:: What is needed ::
The entries that follow must be given again exactly, with no pictures kept.

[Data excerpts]
┌────────

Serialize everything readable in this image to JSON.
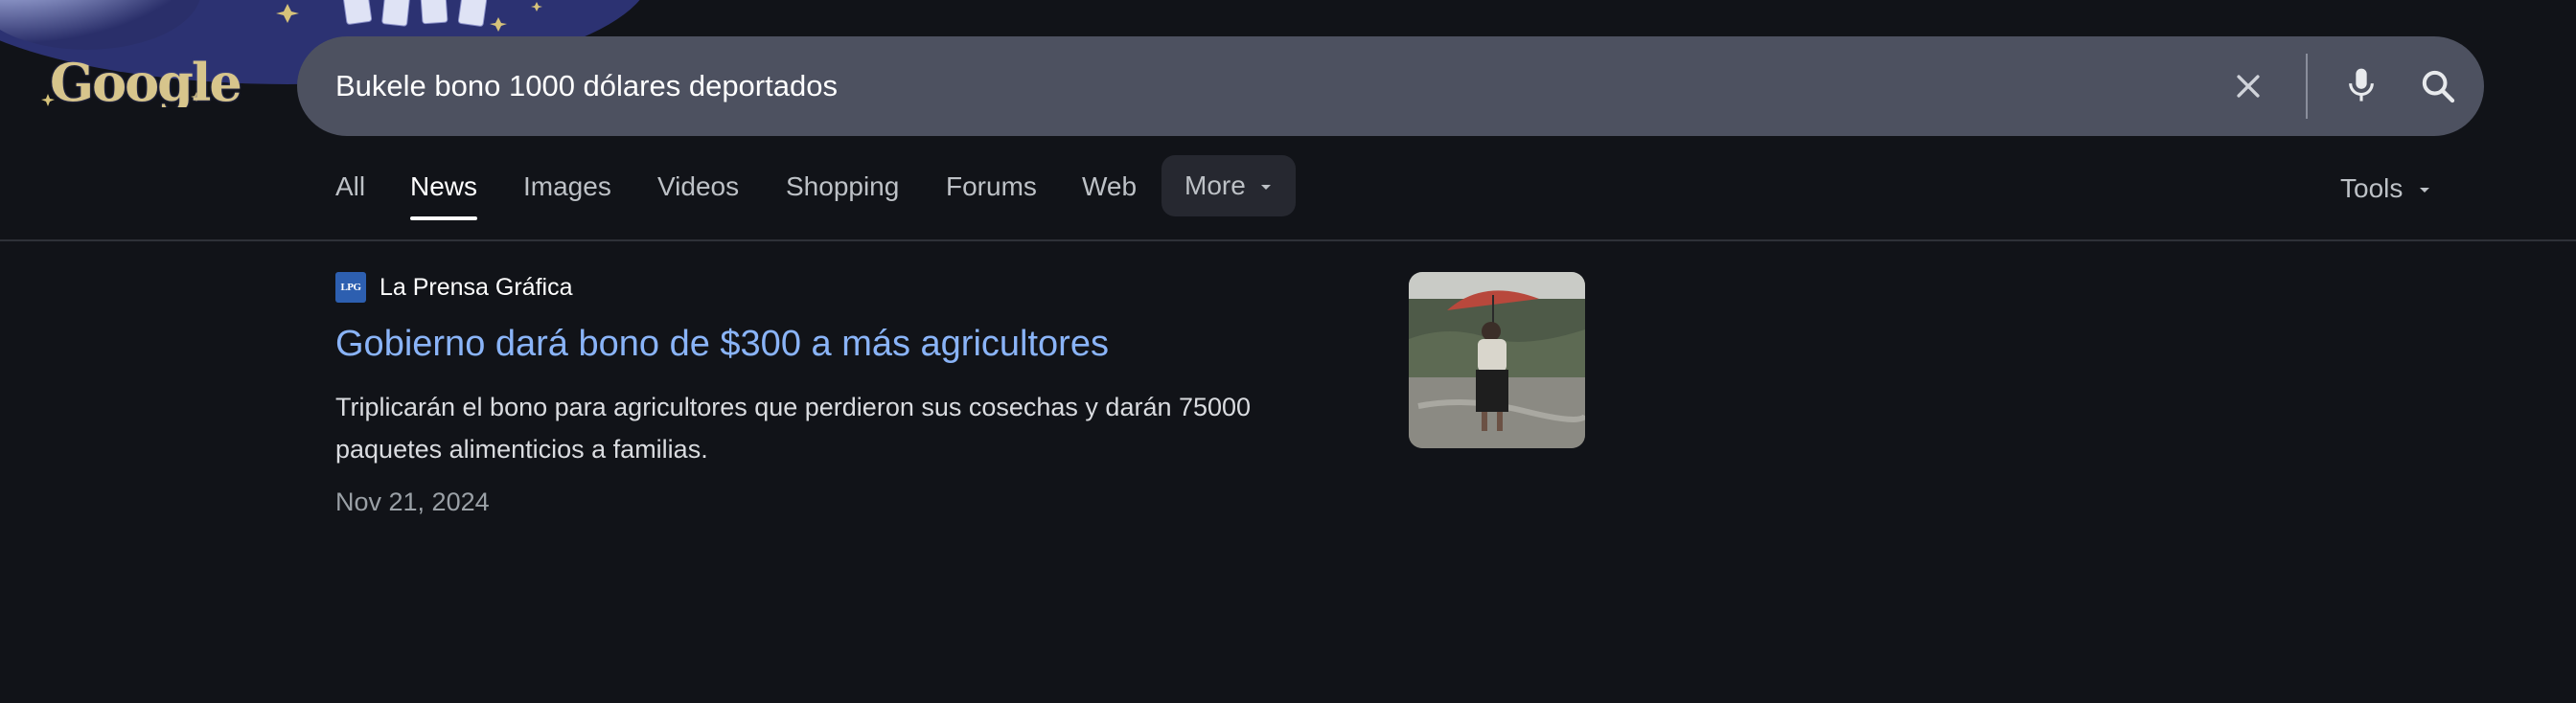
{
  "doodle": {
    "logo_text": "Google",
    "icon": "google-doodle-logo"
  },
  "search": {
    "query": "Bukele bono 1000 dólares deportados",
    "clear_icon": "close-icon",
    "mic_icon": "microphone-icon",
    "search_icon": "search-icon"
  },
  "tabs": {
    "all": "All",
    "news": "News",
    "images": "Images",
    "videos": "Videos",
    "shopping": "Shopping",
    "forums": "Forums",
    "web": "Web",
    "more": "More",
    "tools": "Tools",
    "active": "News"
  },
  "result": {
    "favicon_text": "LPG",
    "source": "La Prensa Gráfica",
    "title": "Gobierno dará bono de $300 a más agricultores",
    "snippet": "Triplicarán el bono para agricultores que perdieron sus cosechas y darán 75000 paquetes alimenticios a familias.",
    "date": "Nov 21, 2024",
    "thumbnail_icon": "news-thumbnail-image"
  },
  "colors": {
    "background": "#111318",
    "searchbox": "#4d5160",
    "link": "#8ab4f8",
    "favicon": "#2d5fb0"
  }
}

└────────

:: Result for this task ::
Serialize everything readable in this image to JSON.
{
  "doodle": {
    "logo_text": "Google",
    "icon": "google-doodle-logo"
  },
  "search": {
    "query": "Bukele bono 1000 dólares deportados",
    "clear_icon": "close-icon",
    "mic_icon": "microphone-icon",
    "search_icon": "search-icon"
  },
  "tabs": {
    "all": "All",
    "news": "News",
    "images": "Images",
    "videos": "Videos",
    "shopping": "Shopping",
    "forums": "Forums",
    "web": "Web",
    "more": "More",
    "tools": "Tools",
    "active": "News"
  },
  "result": {
    "favicon_text": "LPG",
    "source": "La Prensa Gráfica",
    "title": "Gobierno dará bono de $300 a más agricultores",
    "snippet": "Triplicarán el bono para agricultores que perdieron sus cosechas y darán 75000 paquetes alimenticios a familias.",
    "date": "Nov 21, 2024",
    "thumbnail_icon": "news-thumbnail-image"
  },
  "colors": {
    "background": "#111318",
    "searchbox": "#4d5160",
    "link": "#8ab4f8",
    "favicon": "#2d5fb0"
  }
}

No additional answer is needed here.